__Data for processing__
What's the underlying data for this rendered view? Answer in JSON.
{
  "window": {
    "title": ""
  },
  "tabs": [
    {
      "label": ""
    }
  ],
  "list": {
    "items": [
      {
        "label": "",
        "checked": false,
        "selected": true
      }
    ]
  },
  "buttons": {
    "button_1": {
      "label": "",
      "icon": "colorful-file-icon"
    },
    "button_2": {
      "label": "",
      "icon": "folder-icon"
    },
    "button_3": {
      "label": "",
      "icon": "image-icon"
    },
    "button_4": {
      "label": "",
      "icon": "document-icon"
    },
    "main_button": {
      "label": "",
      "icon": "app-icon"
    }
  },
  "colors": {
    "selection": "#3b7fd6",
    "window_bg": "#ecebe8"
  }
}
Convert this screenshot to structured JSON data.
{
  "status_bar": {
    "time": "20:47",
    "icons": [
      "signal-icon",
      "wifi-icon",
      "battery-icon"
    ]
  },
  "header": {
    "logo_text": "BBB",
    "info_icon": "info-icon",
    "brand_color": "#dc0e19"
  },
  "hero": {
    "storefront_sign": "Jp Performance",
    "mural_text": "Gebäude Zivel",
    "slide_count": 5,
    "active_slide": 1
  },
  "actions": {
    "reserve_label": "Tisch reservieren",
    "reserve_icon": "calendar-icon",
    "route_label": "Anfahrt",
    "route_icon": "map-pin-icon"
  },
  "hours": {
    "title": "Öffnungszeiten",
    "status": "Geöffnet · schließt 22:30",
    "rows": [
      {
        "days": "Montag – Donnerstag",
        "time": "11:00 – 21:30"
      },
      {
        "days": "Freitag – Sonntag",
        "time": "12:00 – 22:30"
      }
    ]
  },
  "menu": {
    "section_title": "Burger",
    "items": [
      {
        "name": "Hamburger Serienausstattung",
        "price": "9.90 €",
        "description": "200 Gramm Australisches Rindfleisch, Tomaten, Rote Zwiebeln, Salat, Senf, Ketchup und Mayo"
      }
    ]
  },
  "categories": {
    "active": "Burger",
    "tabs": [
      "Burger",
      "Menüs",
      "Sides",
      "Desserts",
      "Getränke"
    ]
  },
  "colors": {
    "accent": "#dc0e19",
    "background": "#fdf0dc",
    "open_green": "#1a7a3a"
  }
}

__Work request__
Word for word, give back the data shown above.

__Your response__
What's the underlying data for this rendered view? Answer in JSON.
{
  "window": {
    "title": ""
  },
  "tabs": [
    {
      "label": ""
    }
  ],
  "list": {
    "items": [
      {
        "label": "",
        "checked": false,
        "selected": true
      }
    ]
  },
  "buttons": {
    "button_1": {
      "label": "",
      "icon": "colorful-file-icon"
    },
    "button_2": {
      "label": "",
      "icon": "folder-icon"
    },
    "button_3": {
      "label": "",
      "icon": "image-icon"
    },
    "button_4": {
      "label": "",
      "icon": "document-icon"
    },
    "main_button": {
      "label": "",
      "icon": "app-icon"
    }
  },
  "colors": {
    "selection": "#3b7fd6",
    "window_bg": "#ecebe8"
  }
}
Convert this screenshot to structured JSON data.
{
  "status_bar": {
    "time": "20:47",
    "icons": [
      "signal-icon",
      "wifi-icon",
      "battery-icon"
    ]
  },
  "header": {
    "logo_text": "BBB",
    "info_icon": "info-icon",
    "brand_color": "#dc0e19"
  },
  "hero": {
    "storefront_sign": "Jp Performance",
    "mural_text": "Gebäude Zivel",
    "slide_count": 5,
    "active_slide": 1
  },
  "actions": {
    "reserve_label": "Tisch reservieren",
    "reserve_icon": "calendar-icon",
    "route_label": "Anfahrt",
    "route_icon": "map-pin-icon"
  },
  "hours": {
    "title": "Öffnungszeiten",
    "status": "Geöffnet · schließt 22:30",
    "rows": [
      {
        "days": "Montag – Donnerstag",
        "time": "11:00 – 21:30"
      },
      {
        "days": "Freitag – Sonntag",
        "time": "12:00 – 22:30"
      }
    ]
  },
  "menu": {
    "section_title": "Burger",
    "items": [
      {
        "name": "Hamburger Serienausstattung",
        "price": "9.90 €",
        "description": "200 Gramm Australisches Rindfleisch, Tomaten, Rote Zwiebeln, Salat, Senf, Ketchup und Mayo"
      }
    ]
  },
  "categories": {
    "active": "Burger",
    "tabs": [
      "Burger",
      "Menüs",
      "Sides",
      "Desserts",
      "Getränke"
    ]
  },
  "colors": {
    "accent": "#dc0e19",
    "background": "#fdf0dc",
    "open_green": "#1a7a3a"
  }
}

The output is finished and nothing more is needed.